This is one of the most recent pictures of a good friend of mine, Keanu van der Horst.
Keanu was a well-known, popular guy at my school. He was a great singer in a local youth chorus, and an excellent guitarist who played in my school’s Pink Floyd tribute show. He acted in last year’s school musical (Into the Woods) and was slated to act again in this year’s musical (Grease). He loved learning, and would always be seen carrying around books on whatever topic he was currently fascinated by (haskell programming, string theory, endocrinology, etc); he would often breeze through these books in a day or two. He treated everybody like an old friend, and would often be fifty minutes into telling a story to you before he remembered to introduce himself and ask who you were. He told the best stories too — parties, vacations, sex, drugs — you name it, this guy had fifteen tales about it going right or wrong for him. He had a never-say-no attitude: when he developed a condition in his knees that would have caused him to walk with a cane for the rest of his life, he said “fuck it” and decided to get used to the pain so he could walk like everyone else. He was charismatic, intelligent, friendly, lovable, and had a wicked sense of humor.
Late last night / early this morning, for reasons I won’t disclose, my friend Keanu passed away.
Never have I seen my high school community come together so quickly and efficiently. As soon as it got out to the students, the chorus room (where Keanu often spent his free periods) filled up with students in every grade, crying and mourning the loss of their friend, their mentor, their brother-figure.
Everyone had their stories about Keanu. About how he helped them, gave them advice, bought them food, supported their endeavors, had their back. He was such a distinct personality, and every facet of him made him a unique and charming individual. From his trademark throaty chuckle, to his crooked grin, to his subtle limp, everything about Keanu made him an amazing work of art.
I’ll admit that when I heard he passed, I cried nonstop. I felt cold and hot at once. I shook uncontrollably.
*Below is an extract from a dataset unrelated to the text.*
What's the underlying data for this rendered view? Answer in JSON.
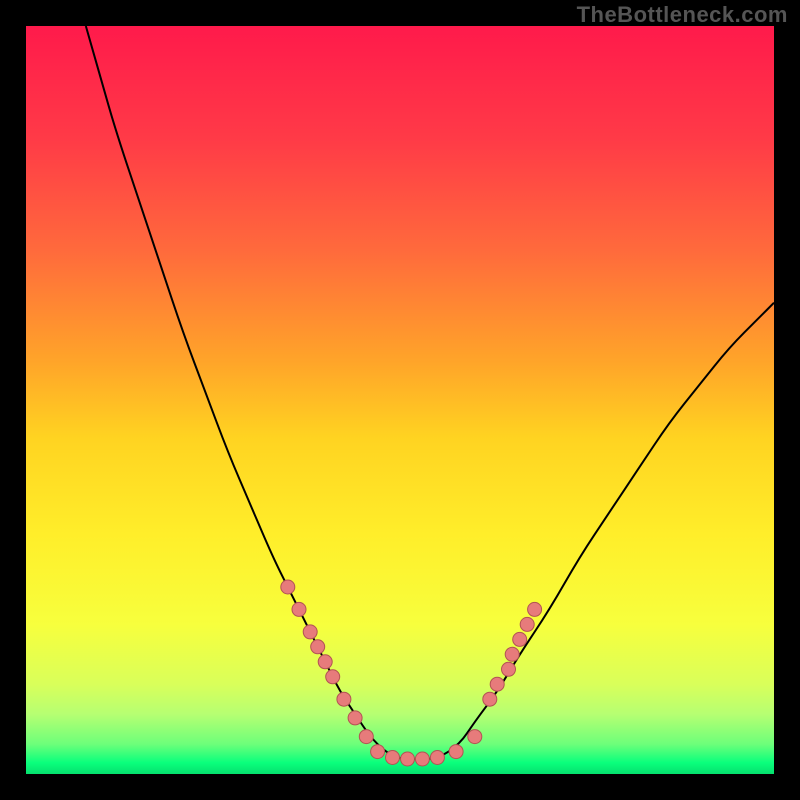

I felt empty and tight and confused and weightless and a million other terrible things all at once.
And now, eight hours after I heard the news…it’s still surreal to me, but I’m coming to accept it.
I know Keanu’s looking down at us right now, doing that throaty chuckle of his, probably saying we’re all a bunch of pussies for crying, and cracking some joke about how we can only mourn him on leap years.
He celebrated life every fucking day, because he knew we only got one and it had to count. And even though I (and everyone else) wanted him around for another seventy years, I can take solace in the fact that in his seventeen-and-change years on this earth, he lived more than a great deal of people do in their entire lives.
Keanu, I’m never going to forget the diagram you drew for me to explain the theory of time being cyclical. I’m never going to forget the day you followed me to all my classes so you could keep telling me party stories. I’m never going to forget the costume party where you stole my hat to use as your costume. I’m never going to forget all those surreal conversations we would have on the stoop, or in La Bagel, or in the 7th floor boys bathroom.
And I’m never going to forget one thing you said to me, months ago: “Man, with the way I live, how the hell am I not dead yet?”
You were an amazing friend to me, and there’s still so much I have to say to you. I fucking love you with all my heart, you were like a brother to me. Save me a seat next to you in heaven, you fucking legend.
Rest In Peace Keanu. Brooklyn Tech will always love you.